The US Federal Aviation Administration extended a Notice to Airmen (NOTAM) warning of the potential for terrorist attacks using man-portable air defense systems (MANPADS).
It said it would re-evaluate the justification for the decision by December 30, 2019.
The NOTAM applies to all US air carriers and commercial operators, urging them to exercise caution during flight operations and to review the latest security and threat information before flying into, out of or above Pakistan.
“There are continuing risks to US civil aviation operations in the territory and airspace of Pakistan due to extremist/militant activity,’’ it says.

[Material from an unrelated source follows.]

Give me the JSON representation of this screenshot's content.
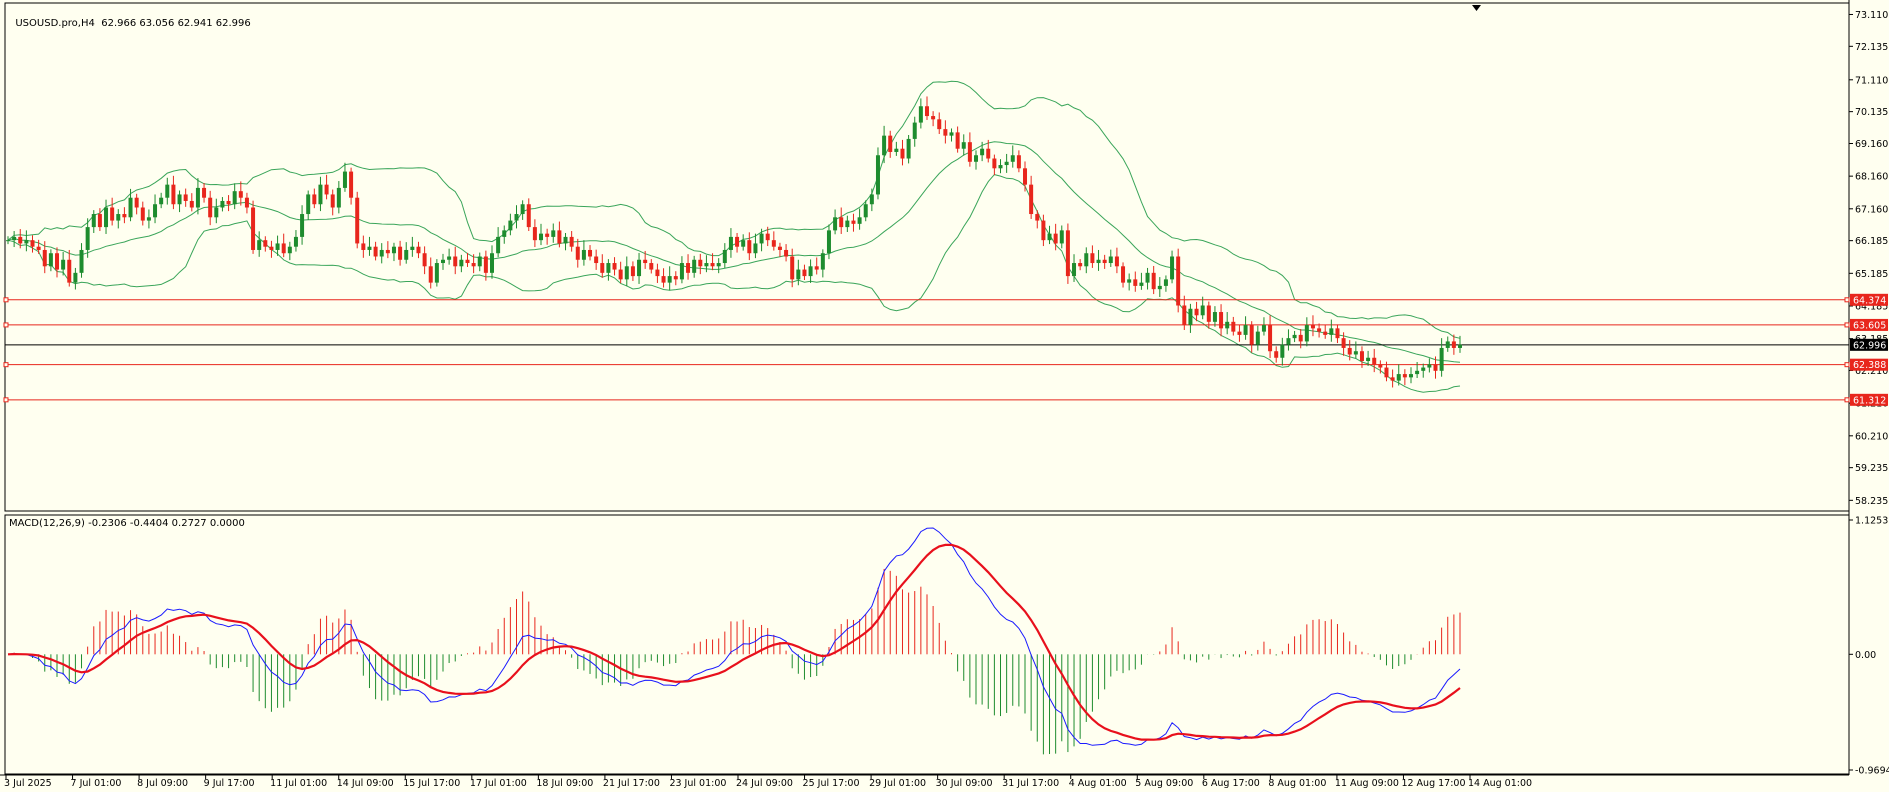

“These risks include attacks against airports and aircraft, particularly for aircraft on the ground and aircraft operating at low altitudes, including the departure and arrival phases of flight.
“While there have been no reports of man-portable air defense systems (MANPADS) being used against civil aviation in the territory and airspace of Pakistan, there is potential risk for extremists/militants to target civil aviation with MANPADS.”

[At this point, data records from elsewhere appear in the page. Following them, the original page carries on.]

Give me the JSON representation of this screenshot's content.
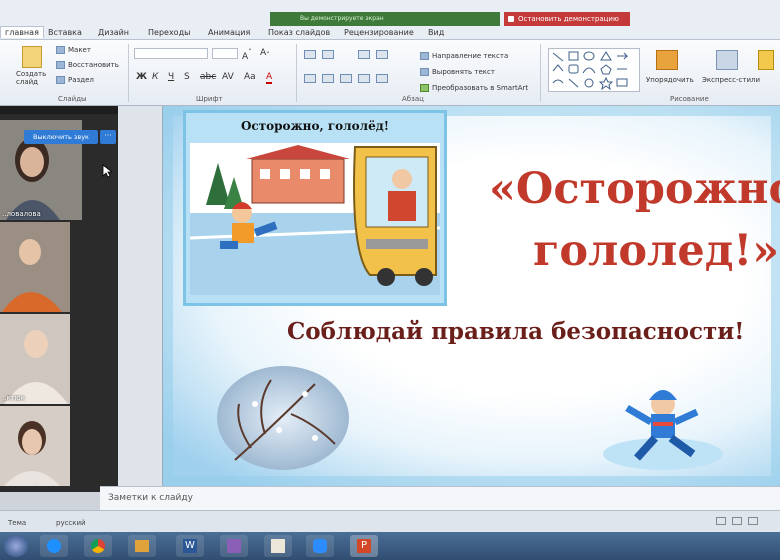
{
  "ribbon": {
    "tabs": [
      {
        "label": "главная",
        "active": true
      },
      {
        "label": "Вставка"
      },
      {
        "label": "Дизайн"
      },
      {
        "label": "Переходы"
      },
      {
        "label": "Анимация"
      },
      {
        "label": "Показ слайдов"
      },
      {
        "label": "Рецензирование"
      },
      {
        "label": "Вид"
      }
    ],
    "screen_share_notice": "Вы демонстрируете экран",
    "stop_share_label": "Остановить демонстрацию",
    "slides_group": {
      "new_slide": "Создать слайд",
      "layout": "Макет",
      "reset": "Восстановить",
      "section": "Раздел",
      "label": "Слайды"
    },
    "font_group_label": "Шрифт",
    "paragraph_group": {
      "text_direction": "Направление текста",
      "align_text": "Выровнять текст",
      "smartart": "Преобразовать в SmartArt",
      "label": "Абзац"
    },
    "drawing_group": {
      "arrange": "Упорядочить",
      "quick_styles": "Экспресс-стили",
      "label": "Рисование"
    }
  },
  "video_panel": {
    "mute_button": "Выключить звук",
    "more_button": "···",
    "participants": [
      {
        "name": "..ловалова"
      },
      {
        "name": ""
      },
      {
        "name": "..ктюк"
      },
      {
        "name": ""
      }
    ]
  },
  "slide": {
    "picture_caption": "Осторожно, гололёд!",
    "title_line1": "«Осторожно,",
    "title_line2": "гололед!»",
    "subtitle": "Соблюдай правила безопасности!"
  },
  "notes_placeholder": "Заметки к слайду",
  "status": {
    "theme": "Тема",
    "language": "русский"
  },
  "colors": {
    "title_red": "#c1392b",
    "subtitle_brown": "#6a1f1a",
    "stop_red": "#c4393a",
    "notice_green": "#3e7a3a",
    "mute_blue": "#2f7bd6"
  }
}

US advisories or prohibitions are also current for other areas including the Sinai Peninsula, Iran and Kenya as well as obvious trouble spots such as Syria, Ukraine, Yemen, Afghanistan, Libya, Iraq and North Korea.
There have been a number of missile attacks launched by terrorists or military forces against commercial aircraft over the decades.
They include Korean Air Flight 007, a Boeing 747 shot down by a Soviet fighter in 1983 with the loss of 269 passengers and crew, and Iran Air Flight 655, An Airbus A300 destroyed by the USS Vincennes in 1988 with 290 passengers and crew on board.
More recently, Malaysia Airlines Flight 17, a Boeing 777 flying from Amsterdam to Kuala Lumpur in 2014, was hit over Ukraine by a Soviet-made Buk surface-to-air missile launched from rebel-held territory.
All 283 passengers and 15 crew were killed and investigations by an international team are ongoing.